- _Work to complete_: Output the data verbatim, with nothing added or dropped.

- _Information provided_:
- - - - - - -
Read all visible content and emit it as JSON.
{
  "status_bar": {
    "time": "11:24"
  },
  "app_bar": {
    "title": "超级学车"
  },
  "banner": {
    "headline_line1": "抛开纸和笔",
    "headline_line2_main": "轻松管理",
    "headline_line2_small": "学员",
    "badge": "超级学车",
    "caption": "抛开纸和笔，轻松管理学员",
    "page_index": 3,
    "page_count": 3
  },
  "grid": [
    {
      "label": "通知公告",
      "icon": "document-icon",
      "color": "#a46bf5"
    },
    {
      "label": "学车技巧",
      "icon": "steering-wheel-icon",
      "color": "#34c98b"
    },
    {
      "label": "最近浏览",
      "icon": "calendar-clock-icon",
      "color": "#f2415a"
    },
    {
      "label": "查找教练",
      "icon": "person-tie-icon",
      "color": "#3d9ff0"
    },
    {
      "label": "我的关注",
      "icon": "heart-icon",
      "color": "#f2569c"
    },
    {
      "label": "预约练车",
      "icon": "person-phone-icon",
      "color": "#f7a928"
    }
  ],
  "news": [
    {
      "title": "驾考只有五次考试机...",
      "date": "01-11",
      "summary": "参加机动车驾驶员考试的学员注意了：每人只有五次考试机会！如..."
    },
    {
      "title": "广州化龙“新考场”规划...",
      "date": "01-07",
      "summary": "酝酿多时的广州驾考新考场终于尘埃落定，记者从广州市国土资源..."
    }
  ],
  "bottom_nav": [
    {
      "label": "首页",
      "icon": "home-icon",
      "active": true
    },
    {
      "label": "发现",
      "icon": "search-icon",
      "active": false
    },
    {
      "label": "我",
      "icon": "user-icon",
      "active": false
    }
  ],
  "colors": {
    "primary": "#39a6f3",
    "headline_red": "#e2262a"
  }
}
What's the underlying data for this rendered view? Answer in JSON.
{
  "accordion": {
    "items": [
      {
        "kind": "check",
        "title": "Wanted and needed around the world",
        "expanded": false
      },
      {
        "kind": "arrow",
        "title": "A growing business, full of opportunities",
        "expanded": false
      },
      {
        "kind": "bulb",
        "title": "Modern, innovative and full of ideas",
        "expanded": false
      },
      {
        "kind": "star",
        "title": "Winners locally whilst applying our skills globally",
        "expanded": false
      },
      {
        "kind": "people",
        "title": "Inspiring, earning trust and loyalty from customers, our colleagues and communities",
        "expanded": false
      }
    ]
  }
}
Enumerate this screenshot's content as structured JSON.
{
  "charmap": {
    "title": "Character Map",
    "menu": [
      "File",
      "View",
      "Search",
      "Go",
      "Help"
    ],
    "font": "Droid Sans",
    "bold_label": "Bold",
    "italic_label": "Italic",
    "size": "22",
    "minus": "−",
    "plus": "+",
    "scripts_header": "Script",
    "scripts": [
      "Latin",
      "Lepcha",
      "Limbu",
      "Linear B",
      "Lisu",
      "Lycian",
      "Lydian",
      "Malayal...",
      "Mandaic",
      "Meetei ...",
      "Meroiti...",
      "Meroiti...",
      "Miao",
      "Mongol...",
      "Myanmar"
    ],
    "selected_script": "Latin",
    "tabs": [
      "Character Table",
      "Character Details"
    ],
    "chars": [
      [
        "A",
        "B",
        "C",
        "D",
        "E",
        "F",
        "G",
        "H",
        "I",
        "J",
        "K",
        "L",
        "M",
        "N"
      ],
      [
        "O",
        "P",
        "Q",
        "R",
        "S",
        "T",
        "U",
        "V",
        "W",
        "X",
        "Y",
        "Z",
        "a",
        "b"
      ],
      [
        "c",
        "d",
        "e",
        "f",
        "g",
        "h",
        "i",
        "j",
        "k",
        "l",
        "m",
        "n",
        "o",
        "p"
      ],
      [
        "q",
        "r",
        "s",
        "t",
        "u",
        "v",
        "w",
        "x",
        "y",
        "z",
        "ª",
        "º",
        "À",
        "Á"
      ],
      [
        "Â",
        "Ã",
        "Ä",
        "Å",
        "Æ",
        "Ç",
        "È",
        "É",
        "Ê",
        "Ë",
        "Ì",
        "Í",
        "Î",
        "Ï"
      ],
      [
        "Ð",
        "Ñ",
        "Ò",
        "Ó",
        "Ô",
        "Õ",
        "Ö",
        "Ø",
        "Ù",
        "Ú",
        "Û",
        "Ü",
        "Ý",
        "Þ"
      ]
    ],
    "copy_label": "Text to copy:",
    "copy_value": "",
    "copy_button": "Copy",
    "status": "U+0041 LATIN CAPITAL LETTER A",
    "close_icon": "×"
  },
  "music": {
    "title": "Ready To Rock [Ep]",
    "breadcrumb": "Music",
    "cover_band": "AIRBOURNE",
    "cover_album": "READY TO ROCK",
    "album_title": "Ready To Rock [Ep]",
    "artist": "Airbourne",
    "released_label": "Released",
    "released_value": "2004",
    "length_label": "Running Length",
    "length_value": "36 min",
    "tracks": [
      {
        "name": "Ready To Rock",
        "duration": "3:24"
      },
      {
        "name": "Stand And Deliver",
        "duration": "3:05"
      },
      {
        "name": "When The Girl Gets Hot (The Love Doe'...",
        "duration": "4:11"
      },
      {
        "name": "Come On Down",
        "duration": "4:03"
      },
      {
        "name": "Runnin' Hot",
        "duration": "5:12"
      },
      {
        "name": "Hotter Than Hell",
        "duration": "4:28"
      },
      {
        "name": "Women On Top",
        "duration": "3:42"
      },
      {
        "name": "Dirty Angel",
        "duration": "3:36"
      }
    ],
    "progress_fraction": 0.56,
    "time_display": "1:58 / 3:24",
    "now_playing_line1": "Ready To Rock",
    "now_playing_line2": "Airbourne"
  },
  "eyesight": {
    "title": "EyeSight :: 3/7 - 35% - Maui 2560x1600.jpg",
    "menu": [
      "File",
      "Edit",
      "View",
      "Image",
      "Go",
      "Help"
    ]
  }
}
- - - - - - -
- _Final answer_:
Read all visible content and emit it as JSON.
{
  "status_bar": {
    "time": "11:24"
  },
  "app_bar": {
    "title": "超级学车"
  },
  "banner": {
    "headline_line1": "抛开纸和笔",
    "headline_line2_main": "轻松管理",
    "headline_line2_small": "学员",
    "badge": "超级学车",
    "caption": "抛开纸和笔，轻松管理学员",
    "page_index": 3,
    "page_count": 3
  },
  "grid": [
    {
      "label": "通知公告",
      "icon": "document-icon",
      "color": "#a46bf5"
    },
    {
      "label": "学车技巧",
      "icon": "steering-wheel-icon",
      "color": "#34c98b"
    },
    {
      "label": "最近浏览",
      "icon": "calendar-clock-icon",
      "color": "#f2415a"
    },
    {
      "label": "查找教练",
      "icon": "person-tie-icon",
      "color": "#3d9ff0"
    },
    {
      "label": "我的关注",
      "icon": "heart-icon",
      "color": "#f2569c"
    },
    {
      "label": "预约练车",
      "icon": "person-phone-icon",
      "color": "#f7a928"
    }
  ],
  "news": [
    {
      "title": "驾考只有五次考试机...",
      "date": "01-11",
      "summary": "参加机动车驾驶员考试的学员注意了：每人只有五次考试机会！如..."
    },
    {
      "title": "广州化龙“新考场”规划...",
      "date": "01-07",
      "summary": "酝酿多时的广州驾考新考场终于尘埃落定，记者从广州市国土资源..."
    }
  ],
  "bottom_nav": [
    {
      "label": "首页",
      "icon": "home-icon",
      "active": true
    },
    {
      "label": "发现",
      "icon": "search-icon",
      "active": false
    },
    {
      "label": "我",
      "icon": "user-icon",
      "active": false
    }
  ],
  "colors": {
    "primary": "#39a6f3",
    "headline_red": "#e2262a"
  }
}
What's the underlying data for this rendered view? Answer in JSON.
{
  "accordion": {
    "items": [
      {
        "kind": "check",
        "title": "Wanted and needed around the world",
        "expanded": false
      },
      {
        "kind": "arrow",
        "title": "A growing business, full of opportunities",
        "expanded": false
      },
      {
        "kind": "bulb",
        "title": "Modern, innovative and full of ideas",
        "expanded": false
      },
      {
        "kind": "star",
        "title": "Winners locally whilst applying our skills globally",
        "expanded": false
      },
      {
        "kind": "people",
        "title": "Inspiring, earning trust and loyalty from customers, our colleagues and communities",
        "expanded": false
      }
    ]
  }
}
Enumerate this screenshot's content as structured JSON.
{
  "charmap": {
    "title": "Character Map",
    "menu": [
      "File",
      "View",
      "Search",
      "Go",
      "Help"
    ],
    "font": "Droid Sans",
    "bold_label": "Bold",
    "italic_label": "Italic",
    "size": "22",
    "minus": "−",
    "plus": "+",
    "scripts_header": "Script",
    "scripts": [
      "Latin",
      "Lepcha",
      "Limbu",
      "Linear B",
      "Lisu",
      "Lycian",
      "Lydian",
      "Malayal...",
      "Mandaic",
      "Meetei ...",
      "Meroiti...",
      "Meroiti...",
      "Miao",
      "Mongol...",
      "Myanmar"
    ],
    "selected_script": "Latin",
    "tabs": [
      "Character Table",
      "Character Details"
    ],
    "chars": [
      [
        "A",
        "B",
        "C",
        "D",
        "E",
        "F",
        "G",
        "H",
        "I",
        "J",
        "K",
        "L",
        "M",
        "N"
      ],
      [
        "O",
        "P",
        "Q",
        "R",
        "S",
        "T",
        "U",
        "V",
        "W",
        "X",
        "Y",
        "Z",
        "a",
        "b"
      ],
      [
        "c",
        "d",
        "e",
        "f",
        "g",
        "h",
        "i",
        "j",
        "k",
        "l",
        "m",
        "n",
        "o",
        "p"
      ],
      [
        "q",
        "r",
        "s",
        "t",
        "u",
        "v",
        "w",
        "x",
        "y",
        "z",
        "ª",
        "º",
        "À",
        "Á"
      ],
      [
        "Â",
        "Ã",
        "Ä",
        "Å",
        "Æ",
        "Ç",
        "È",
        "É",
        "Ê",
        "Ë",
        "Ì",
        "Í",
        "Î",
        "Ï"
      ],
      [
        "Ð",
        "Ñ",
        "Ò",
        "Ó",
        "Ô",
        "Õ",
        "Ö",
        "Ø",
        "Ù",
        "Ú",
        "Û",
        "Ü",
        "Ý",
        "Þ"
      ]
    ],
    "copy_label": "Text to copy:",
    "copy_value": "",
    "copy_button": "Copy",
    "status": "U+0041 LATIN CAPITAL LETTER A",
    "close_icon": "×"
  },
  "music": {
    "title": "Ready To Rock [Ep]",
    "breadcrumb": "Music",
    "cover_band": "AIRBOURNE",
    "cover_album": "READY TO ROCK",
    "album_title": "Ready To Rock [Ep]",
    "artist": "Airbourne",
    "released_label": "Released",
    "released_value": "2004",
    "length_label": "Running Length",
    "length_value": "36 min",
    "tracks": [
      {
        "name": "Ready To Rock",
        "duration": "3:24"
      },
      {
        "name": "Stand And Deliver",
        "duration": "3:05"
      },
      {
        "name": "When The Girl Gets Hot (The Love Doe'...",
        "duration": "4:11"
      },
      {
        "name": "Come On Down",
        "duration": "4:03"
      },
      {
        "name": "Runnin' Hot",
        "duration": "5:12"
      },
      {
        "name": "Hotter Than Hell",
        "duration": "4:28"
      },
      {
        "name": "Women On Top",
        "duration": "3:42"
      },
      {
        "name": "Dirty Angel",
        "duration": "3:36"
      }
    ],
    "progress_fraction": 0.56,
    "time_display": "1:58 / 3:24",
    "now_playing_line1": "Ready To Rock",
    "now_playing_line2": "Airbourne"
  },
  "eyesight": {
    "title": "EyeSight :: 3/7 - 35% - Maui 2560x1600.jpg",
    "menu": [
      "File",
      "Edit",
      "View",
      "Image",
      "Go",
      "Help"
    ]
  }
}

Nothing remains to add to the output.